Content starts

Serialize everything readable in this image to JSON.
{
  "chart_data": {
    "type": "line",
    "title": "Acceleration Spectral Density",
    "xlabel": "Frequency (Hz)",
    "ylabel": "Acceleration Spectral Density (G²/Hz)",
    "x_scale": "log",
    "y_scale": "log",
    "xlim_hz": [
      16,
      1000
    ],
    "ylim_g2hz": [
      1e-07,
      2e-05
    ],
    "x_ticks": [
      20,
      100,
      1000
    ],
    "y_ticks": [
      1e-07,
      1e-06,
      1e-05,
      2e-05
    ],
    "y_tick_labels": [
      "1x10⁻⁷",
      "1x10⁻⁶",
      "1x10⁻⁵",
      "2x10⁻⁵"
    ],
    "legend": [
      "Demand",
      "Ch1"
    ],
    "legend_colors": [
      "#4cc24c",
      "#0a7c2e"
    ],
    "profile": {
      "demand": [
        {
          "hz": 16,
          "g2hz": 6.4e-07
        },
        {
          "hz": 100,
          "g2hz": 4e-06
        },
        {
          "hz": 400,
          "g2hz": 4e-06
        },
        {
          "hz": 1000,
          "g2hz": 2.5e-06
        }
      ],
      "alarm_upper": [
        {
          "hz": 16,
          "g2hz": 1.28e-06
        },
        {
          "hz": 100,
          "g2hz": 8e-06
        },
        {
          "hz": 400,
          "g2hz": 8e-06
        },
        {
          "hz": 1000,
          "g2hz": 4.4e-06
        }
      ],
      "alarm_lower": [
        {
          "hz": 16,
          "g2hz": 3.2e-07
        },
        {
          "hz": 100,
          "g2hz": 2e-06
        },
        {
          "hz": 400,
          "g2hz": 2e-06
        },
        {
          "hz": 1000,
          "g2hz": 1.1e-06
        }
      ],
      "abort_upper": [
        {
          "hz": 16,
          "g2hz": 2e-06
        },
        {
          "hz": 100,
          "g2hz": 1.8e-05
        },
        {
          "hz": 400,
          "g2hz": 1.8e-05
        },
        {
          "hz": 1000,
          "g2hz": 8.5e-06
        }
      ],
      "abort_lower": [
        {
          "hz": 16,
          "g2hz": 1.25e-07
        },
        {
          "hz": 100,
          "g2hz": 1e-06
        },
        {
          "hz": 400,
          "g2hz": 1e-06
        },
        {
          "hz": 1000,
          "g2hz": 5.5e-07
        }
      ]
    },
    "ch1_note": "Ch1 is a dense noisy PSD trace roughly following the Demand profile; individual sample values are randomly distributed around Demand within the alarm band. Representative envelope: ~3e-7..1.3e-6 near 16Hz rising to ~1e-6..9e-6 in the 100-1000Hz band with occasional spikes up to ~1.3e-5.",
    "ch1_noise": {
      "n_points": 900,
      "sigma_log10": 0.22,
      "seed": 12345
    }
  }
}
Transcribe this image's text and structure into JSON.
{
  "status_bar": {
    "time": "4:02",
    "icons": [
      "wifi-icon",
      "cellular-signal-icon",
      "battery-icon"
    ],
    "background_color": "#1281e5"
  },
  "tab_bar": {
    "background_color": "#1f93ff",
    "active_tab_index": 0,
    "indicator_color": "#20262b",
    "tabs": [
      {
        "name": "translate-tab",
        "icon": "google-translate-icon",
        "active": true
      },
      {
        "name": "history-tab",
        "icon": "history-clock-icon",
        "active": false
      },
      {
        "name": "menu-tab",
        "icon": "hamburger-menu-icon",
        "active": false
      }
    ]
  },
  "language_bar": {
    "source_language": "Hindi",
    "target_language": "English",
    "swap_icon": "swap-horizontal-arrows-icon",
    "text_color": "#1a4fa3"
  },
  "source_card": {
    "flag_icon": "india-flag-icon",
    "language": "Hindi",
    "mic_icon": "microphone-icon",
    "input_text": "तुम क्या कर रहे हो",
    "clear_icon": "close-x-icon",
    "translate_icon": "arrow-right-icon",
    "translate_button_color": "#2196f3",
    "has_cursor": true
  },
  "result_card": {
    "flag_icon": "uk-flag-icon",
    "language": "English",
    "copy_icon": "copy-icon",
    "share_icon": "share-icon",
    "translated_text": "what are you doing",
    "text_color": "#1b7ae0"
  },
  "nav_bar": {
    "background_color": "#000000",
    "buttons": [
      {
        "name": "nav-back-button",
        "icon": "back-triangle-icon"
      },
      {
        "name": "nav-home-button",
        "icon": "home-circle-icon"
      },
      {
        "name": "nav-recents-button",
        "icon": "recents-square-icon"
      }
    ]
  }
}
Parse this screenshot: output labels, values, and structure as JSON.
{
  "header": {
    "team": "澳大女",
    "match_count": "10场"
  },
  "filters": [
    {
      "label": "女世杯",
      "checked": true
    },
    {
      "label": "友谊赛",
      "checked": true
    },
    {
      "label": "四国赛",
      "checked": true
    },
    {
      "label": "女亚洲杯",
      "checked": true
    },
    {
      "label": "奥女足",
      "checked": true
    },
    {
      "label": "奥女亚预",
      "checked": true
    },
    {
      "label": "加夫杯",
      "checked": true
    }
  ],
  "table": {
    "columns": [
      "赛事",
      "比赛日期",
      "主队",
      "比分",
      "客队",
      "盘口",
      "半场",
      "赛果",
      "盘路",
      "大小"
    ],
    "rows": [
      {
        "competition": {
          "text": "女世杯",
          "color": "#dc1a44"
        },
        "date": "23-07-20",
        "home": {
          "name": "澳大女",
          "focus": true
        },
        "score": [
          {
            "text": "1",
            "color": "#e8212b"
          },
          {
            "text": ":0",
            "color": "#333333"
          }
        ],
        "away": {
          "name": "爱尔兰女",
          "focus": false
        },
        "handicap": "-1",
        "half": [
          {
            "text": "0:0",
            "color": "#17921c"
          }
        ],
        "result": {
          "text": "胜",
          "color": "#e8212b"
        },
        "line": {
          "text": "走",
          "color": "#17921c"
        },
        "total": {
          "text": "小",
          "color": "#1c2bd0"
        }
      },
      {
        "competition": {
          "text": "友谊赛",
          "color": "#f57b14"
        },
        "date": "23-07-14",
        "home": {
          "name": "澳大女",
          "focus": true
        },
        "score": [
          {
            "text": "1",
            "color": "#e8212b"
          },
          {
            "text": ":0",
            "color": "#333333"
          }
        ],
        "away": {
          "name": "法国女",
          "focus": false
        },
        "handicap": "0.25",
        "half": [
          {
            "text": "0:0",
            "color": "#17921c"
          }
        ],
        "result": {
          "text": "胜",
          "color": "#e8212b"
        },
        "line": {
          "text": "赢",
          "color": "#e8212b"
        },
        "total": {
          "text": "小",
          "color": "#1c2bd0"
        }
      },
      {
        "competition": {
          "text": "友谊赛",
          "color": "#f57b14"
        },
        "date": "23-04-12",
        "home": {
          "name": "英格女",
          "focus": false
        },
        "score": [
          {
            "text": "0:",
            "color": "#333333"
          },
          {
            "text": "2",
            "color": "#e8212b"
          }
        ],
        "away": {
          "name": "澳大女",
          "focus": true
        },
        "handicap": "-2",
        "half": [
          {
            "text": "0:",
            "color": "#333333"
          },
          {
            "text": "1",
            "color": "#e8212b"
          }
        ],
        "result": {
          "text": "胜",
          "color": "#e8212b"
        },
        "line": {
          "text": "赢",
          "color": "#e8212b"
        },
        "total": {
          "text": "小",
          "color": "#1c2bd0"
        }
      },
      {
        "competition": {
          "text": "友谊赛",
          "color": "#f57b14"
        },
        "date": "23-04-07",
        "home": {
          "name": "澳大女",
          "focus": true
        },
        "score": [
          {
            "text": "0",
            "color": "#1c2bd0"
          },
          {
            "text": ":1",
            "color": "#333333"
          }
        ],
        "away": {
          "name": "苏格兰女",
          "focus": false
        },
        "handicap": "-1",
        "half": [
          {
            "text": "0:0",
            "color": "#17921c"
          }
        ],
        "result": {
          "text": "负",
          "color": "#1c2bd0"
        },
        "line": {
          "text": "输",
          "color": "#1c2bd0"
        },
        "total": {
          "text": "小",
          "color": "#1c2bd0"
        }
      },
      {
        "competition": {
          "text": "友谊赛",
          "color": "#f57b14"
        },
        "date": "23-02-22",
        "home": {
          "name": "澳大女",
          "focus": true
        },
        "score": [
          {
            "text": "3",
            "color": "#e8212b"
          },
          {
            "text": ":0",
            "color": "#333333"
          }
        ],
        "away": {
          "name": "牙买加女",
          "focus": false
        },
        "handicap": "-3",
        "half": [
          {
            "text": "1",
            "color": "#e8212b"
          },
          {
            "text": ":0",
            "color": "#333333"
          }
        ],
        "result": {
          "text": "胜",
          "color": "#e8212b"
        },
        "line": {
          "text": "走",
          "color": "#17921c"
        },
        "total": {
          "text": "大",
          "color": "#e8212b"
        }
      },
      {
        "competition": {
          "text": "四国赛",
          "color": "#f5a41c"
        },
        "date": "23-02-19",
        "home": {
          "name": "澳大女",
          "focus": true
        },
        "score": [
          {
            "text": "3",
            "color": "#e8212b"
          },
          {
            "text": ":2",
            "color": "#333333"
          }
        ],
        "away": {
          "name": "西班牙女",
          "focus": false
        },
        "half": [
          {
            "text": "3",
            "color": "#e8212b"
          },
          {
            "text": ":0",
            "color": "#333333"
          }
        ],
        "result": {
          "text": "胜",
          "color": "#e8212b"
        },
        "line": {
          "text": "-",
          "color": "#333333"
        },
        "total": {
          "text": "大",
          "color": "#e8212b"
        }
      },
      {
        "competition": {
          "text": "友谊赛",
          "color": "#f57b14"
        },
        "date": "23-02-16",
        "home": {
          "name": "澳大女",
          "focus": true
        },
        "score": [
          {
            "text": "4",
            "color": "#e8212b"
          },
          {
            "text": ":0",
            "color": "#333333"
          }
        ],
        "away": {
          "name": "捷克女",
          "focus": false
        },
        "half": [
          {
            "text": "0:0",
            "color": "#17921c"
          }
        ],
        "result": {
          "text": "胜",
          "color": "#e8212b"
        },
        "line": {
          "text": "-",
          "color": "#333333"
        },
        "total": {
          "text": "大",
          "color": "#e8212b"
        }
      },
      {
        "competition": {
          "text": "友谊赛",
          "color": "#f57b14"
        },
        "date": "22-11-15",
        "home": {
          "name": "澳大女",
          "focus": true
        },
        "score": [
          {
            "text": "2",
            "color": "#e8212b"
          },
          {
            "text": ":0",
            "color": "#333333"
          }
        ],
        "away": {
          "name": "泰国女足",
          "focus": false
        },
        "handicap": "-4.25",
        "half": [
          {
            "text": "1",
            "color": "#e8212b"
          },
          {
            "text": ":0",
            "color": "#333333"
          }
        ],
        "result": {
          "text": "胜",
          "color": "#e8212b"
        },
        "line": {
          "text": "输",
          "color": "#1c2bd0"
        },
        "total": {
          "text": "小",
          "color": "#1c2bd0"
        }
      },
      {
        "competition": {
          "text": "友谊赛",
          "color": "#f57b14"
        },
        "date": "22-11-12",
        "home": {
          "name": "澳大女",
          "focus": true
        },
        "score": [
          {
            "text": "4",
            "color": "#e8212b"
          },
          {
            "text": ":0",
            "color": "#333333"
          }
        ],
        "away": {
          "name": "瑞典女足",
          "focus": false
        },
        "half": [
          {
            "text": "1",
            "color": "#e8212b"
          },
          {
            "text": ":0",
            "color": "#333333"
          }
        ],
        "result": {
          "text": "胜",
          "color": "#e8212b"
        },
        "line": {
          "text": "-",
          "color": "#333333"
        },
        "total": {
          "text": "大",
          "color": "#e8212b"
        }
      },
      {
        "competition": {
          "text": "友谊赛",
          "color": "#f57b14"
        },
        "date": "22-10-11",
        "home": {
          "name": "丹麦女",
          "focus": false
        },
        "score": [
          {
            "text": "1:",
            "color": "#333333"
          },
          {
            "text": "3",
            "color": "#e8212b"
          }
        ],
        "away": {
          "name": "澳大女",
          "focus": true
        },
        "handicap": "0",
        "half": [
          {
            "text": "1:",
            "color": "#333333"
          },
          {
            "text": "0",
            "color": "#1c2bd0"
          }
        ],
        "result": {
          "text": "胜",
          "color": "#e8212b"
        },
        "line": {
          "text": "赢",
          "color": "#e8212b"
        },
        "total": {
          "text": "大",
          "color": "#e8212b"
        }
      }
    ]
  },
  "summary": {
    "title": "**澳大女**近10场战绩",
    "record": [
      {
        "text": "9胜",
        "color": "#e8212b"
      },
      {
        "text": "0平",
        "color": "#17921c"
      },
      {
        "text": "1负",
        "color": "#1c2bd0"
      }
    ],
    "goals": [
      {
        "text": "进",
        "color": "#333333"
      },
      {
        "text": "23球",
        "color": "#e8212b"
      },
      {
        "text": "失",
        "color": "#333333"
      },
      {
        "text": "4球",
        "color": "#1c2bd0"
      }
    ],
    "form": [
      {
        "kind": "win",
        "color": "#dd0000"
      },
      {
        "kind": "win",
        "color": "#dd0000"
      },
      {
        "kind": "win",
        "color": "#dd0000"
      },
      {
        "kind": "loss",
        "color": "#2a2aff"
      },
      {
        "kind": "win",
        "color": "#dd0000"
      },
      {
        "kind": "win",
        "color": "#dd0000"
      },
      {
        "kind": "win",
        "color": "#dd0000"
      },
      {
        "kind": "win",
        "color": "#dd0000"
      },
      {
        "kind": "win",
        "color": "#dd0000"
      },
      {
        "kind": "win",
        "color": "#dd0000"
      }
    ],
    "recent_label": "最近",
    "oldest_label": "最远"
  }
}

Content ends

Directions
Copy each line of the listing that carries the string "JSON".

Task result
Serialize everything readable in this image to JSON.
Transcribe this image's text and structure into JSON.
Parse this screenshot: output labels, values, and structure as JSON.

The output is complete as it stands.